── Dataset extract

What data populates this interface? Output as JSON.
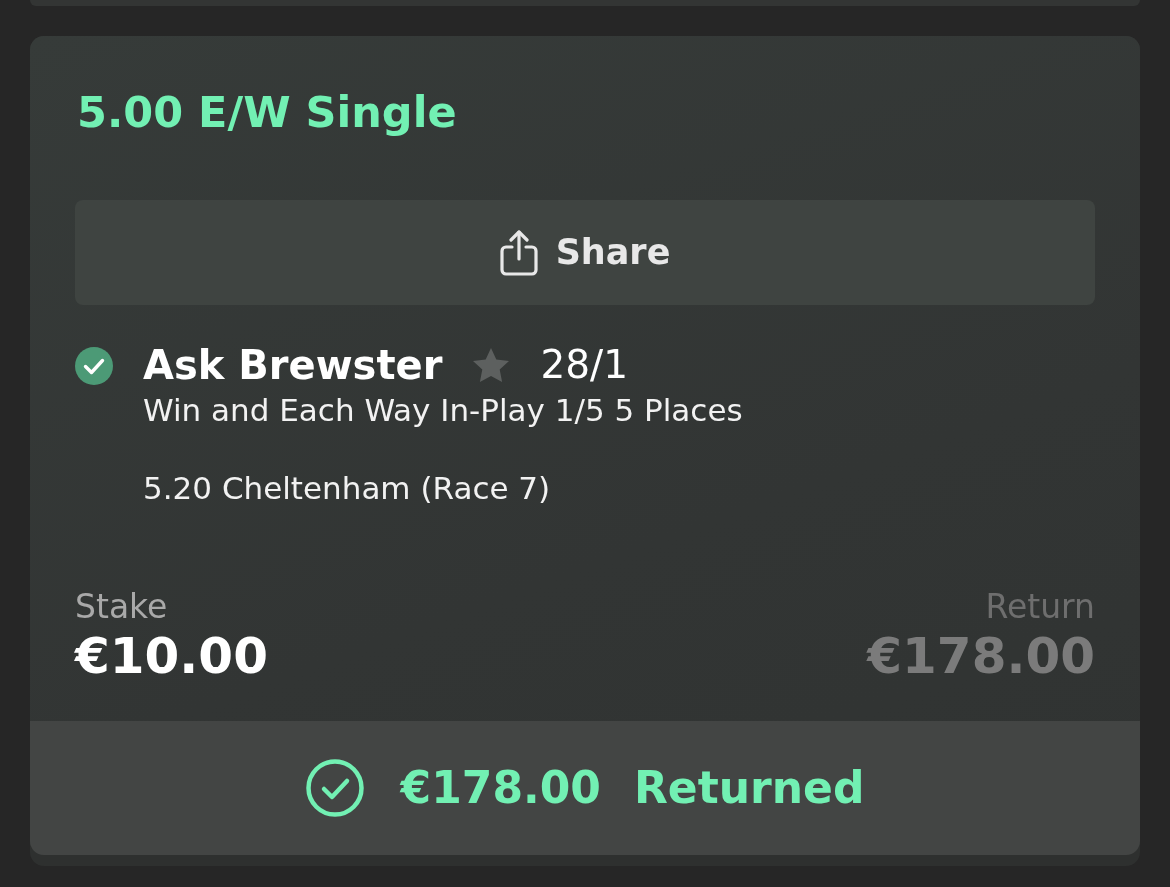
{
  "bet": {
    "title": "5.00 E/W Single",
    "share": {
      "label": "Share"
    },
    "selection": {
      "won": true,
      "name": "Ask Brewster",
      "starred": false,
      "odds": "28/1",
      "market": "Win and Each Way In-Play 1/5 5 Places",
      "event": "5.20 Cheltenham (Race 7)"
    },
    "stake": {
      "label": "Stake",
      "amount": "€10.00"
    },
    "return": {
      "label": "Return",
      "amount": "€178.00"
    },
    "result": {
      "amount": "€178.00",
      "label": "Returned"
    }
  }
}
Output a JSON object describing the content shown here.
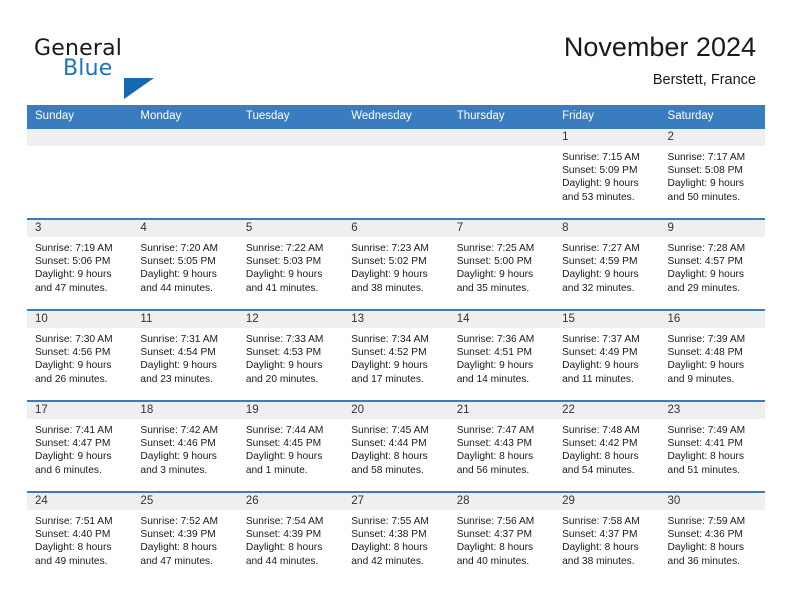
{
  "brand": {
    "name_part1": "General",
    "name_part2": "Blue"
  },
  "header": {
    "month_title": "November 2024",
    "location": "Berstett, France"
  },
  "colors": {
    "header_blue": "#3a7cc0",
    "brand_blue": "#1e73be",
    "daynum_background": "#efefef"
  },
  "weekday_headers": [
    "Sunday",
    "Monday",
    "Tuesday",
    "Wednesday",
    "Thursday",
    "Friday",
    "Saturday"
  ],
  "weeks": [
    [
      {
        "day": "",
        "blank": true,
        "sunrise": "",
        "sunset": "",
        "daylight1": "",
        "daylight2": ""
      },
      {
        "day": "",
        "blank": true,
        "sunrise": "",
        "sunset": "",
        "daylight1": "",
        "daylight2": ""
      },
      {
        "day": "",
        "blank": true,
        "sunrise": "",
        "sunset": "",
        "daylight1": "",
        "daylight2": ""
      },
      {
        "day": "",
        "blank": true,
        "sunrise": "",
        "sunset": "",
        "daylight1": "",
        "daylight2": ""
      },
      {
        "day": "",
        "blank": true,
        "sunrise": "",
        "sunset": "",
        "daylight1": "",
        "daylight2": ""
      },
      {
        "day": "1",
        "blank": false,
        "sunrise": "Sunrise: 7:15 AM",
        "sunset": "Sunset: 5:09 PM",
        "daylight1": "Daylight: 9 hours",
        "daylight2": "and 53 minutes."
      },
      {
        "day": "2",
        "blank": false,
        "sunrise": "Sunrise: 7:17 AM",
        "sunset": "Sunset: 5:08 PM",
        "daylight1": "Daylight: 9 hours",
        "daylight2": "and 50 minutes."
      }
    ],
    [
      {
        "day": "3",
        "blank": false,
        "sunrise": "Sunrise: 7:19 AM",
        "sunset": "Sunset: 5:06 PM",
        "daylight1": "Daylight: 9 hours",
        "daylight2": "and 47 minutes."
      },
      {
        "day": "4",
        "blank": false,
        "sunrise": "Sunrise: 7:20 AM",
        "sunset": "Sunset: 5:05 PM",
        "daylight1": "Daylight: 9 hours",
        "daylight2": "and 44 minutes."
      },
      {
        "day": "5",
        "blank": false,
        "sunrise": "Sunrise: 7:22 AM",
        "sunset": "Sunset: 5:03 PM",
        "daylight1": "Daylight: 9 hours",
        "daylight2": "and 41 minutes."
      },
      {
        "day": "6",
        "blank": false,
        "sunrise": "Sunrise: 7:23 AM",
        "sunset": "Sunset: 5:02 PM",
        "daylight1": "Daylight: 9 hours",
        "daylight2": "and 38 minutes."
      },
      {
        "day": "7",
        "blank": false,
        "sunrise": "Sunrise: 7:25 AM",
        "sunset": "Sunset: 5:00 PM",
        "daylight1": "Daylight: 9 hours",
        "daylight2": "and 35 minutes."
      },
      {
        "day": "8",
        "blank": false,
        "sunrise": "Sunrise: 7:27 AM",
        "sunset": "Sunset: 4:59 PM",
        "daylight1": "Daylight: 9 hours",
        "daylight2": "and 32 minutes."
      },
      {
        "day": "9",
        "blank": false,
        "sunrise": "Sunrise: 7:28 AM",
        "sunset": "Sunset: 4:57 PM",
        "daylight1": "Daylight: 9 hours",
        "daylight2": "and 29 minutes."
      }
    ],
    [
      {
        "day": "10",
        "blank": false,
        "sunrise": "Sunrise: 7:30 AM",
        "sunset": "Sunset: 4:56 PM",
        "daylight1": "Daylight: 9 hours",
        "daylight2": "and 26 minutes."
      },
      {
        "day": "11",
        "blank": false,
        "sunrise": "Sunrise: 7:31 AM",
        "sunset": "Sunset: 4:54 PM",
        "daylight1": "Daylight: 9 hours",
        "daylight2": "and 23 minutes."
      },
      {
        "day": "12",
        "blank": false,
        "sunrise": "Sunrise: 7:33 AM",
        "sunset": "Sunset: 4:53 PM",
        "daylight1": "Daylight: 9 hours",
        "daylight2": "and 20 minutes."
      },
      {
        "day": "13",
        "blank": false,
        "sunrise": "Sunrise: 7:34 AM",
        "sunset": "Sunset: 4:52 PM",
        "daylight1": "Daylight: 9 hours",
        "daylight2": "and 17 minutes."
      },
      {
        "day": "14",
        "blank": false,
        "sunrise": "Sunrise: 7:36 AM",
        "sunset": "Sunset: 4:51 PM",
        "daylight1": "Daylight: 9 hours",
        "daylight2": "and 14 minutes."
      },
      {
        "day": "15",
        "blank": false,
        "sunrise": "Sunrise: 7:37 AM",
        "sunset": "Sunset: 4:49 PM",
        "daylight1": "Daylight: 9 hours",
        "daylight2": "and 11 minutes."
      },
      {
        "day": "16",
        "blank": false,
        "sunrise": "Sunrise: 7:39 AM",
        "sunset": "Sunset: 4:48 PM",
        "daylight1": "Daylight: 9 hours",
        "daylight2": "and 9 minutes."
      }
    ],
    [
      {
        "day": "17",
        "blank": false,
        "sunrise": "Sunrise: 7:41 AM",
        "sunset": "Sunset: 4:47 PM",
        "daylight1": "Daylight: 9 hours",
        "daylight2": "and 6 minutes."
      },
      {
        "day": "18",
        "blank": false,
        "sunrise": "Sunrise: 7:42 AM",
        "sunset": "Sunset: 4:46 PM",
        "daylight1": "Daylight: 9 hours",
        "daylight2": "and 3 minutes."
      },
      {
        "day": "19",
        "blank": false,
        "sunrise": "Sunrise: 7:44 AM",
        "sunset": "Sunset: 4:45 PM",
        "daylight1": "Daylight: 9 hours",
        "daylight2": "and 1 minute."
      },
      {
        "day": "20",
        "blank": false,
        "sunrise": "Sunrise: 7:45 AM",
        "sunset": "Sunset: 4:44 PM",
        "daylight1": "Daylight: 8 hours",
        "daylight2": "and 58 minutes."
      },
      {
        "day": "21",
        "blank": false,
        "sunrise": "Sunrise: 7:47 AM",
        "sunset": "Sunset: 4:43 PM",
        "daylight1": "Daylight: 8 hours",
        "daylight2": "and 56 minutes."
      },
      {
        "day": "22",
        "blank": false,
        "sunrise": "Sunrise: 7:48 AM",
        "sunset": "Sunset: 4:42 PM",
        "daylight1": "Daylight: 8 hours",
        "daylight2": "and 54 minutes."
      },
      {
        "day": "23",
        "blank": false,
        "sunrise": "Sunrise: 7:49 AM",
        "sunset": "Sunset: 4:41 PM",
        "daylight1": "Daylight: 8 hours",
        "daylight2": "and 51 minutes."
      }
    ],
    [
      {
        "day": "24",
        "blank": false,
        "sunrise": "Sunrise: 7:51 AM",
        "sunset": "Sunset: 4:40 PM",
        "daylight1": "Daylight: 8 hours",
        "daylight2": "and 49 minutes."
      },
      {
        "day": "25",
        "blank": false,
        "sunrise": "Sunrise: 7:52 AM",
        "sunset": "Sunset: 4:39 PM",
        "daylight1": "Daylight: 8 hours",
        "daylight2": "and 47 minutes."
      },
      {
        "day": "26",
        "blank": false,
        "sunrise": "Sunrise: 7:54 AM",
        "sunset": "Sunset: 4:39 PM",
        "daylight1": "Daylight: 8 hours",
        "daylight2": "and 44 minutes."
      },
      {
        "day": "27",
        "blank": false,
        "sunrise": "Sunrise: 7:55 AM",
        "sunset": "Sunset: 4:38 PM",
        "daylight1": "Daylight: 8 hours",
        "daylight2": "and 42 minutes."
      },
      {
        "day": "28",
        "blank": false,
        "sunrise": "Sunrise: 7:56 AM",
        "sunset": "Sunset: 4:37 PM",
        "daylight1": "Daylight: 8 hours",
        "daylight2": "and 40 minutes."
      },
      {
        "day": "29",
        "blank": false,
        "sunrise": "Sunrise: 7:58 AM",
        "sunset": "Sunset: 4:37 PM",
        "daylight1": "Daylight: 8 hours",
        "daylight2": "and 38 minutes."
      },
      {
        "day": "30",
        "blank": false,
        "sunrise": "Sunrise: 7:59 AM",
        "sunset": "Sunset: 4:36 PM",
        "daylight1": "Daylight: 8 hours",
        "daylight2": "and 36 minutes."
      }
    ]
  ]
}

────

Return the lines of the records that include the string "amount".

Result for this exercise ->
      "amount": "€10.00"
      "amount": "€178.00"
      "amount": "€178.00",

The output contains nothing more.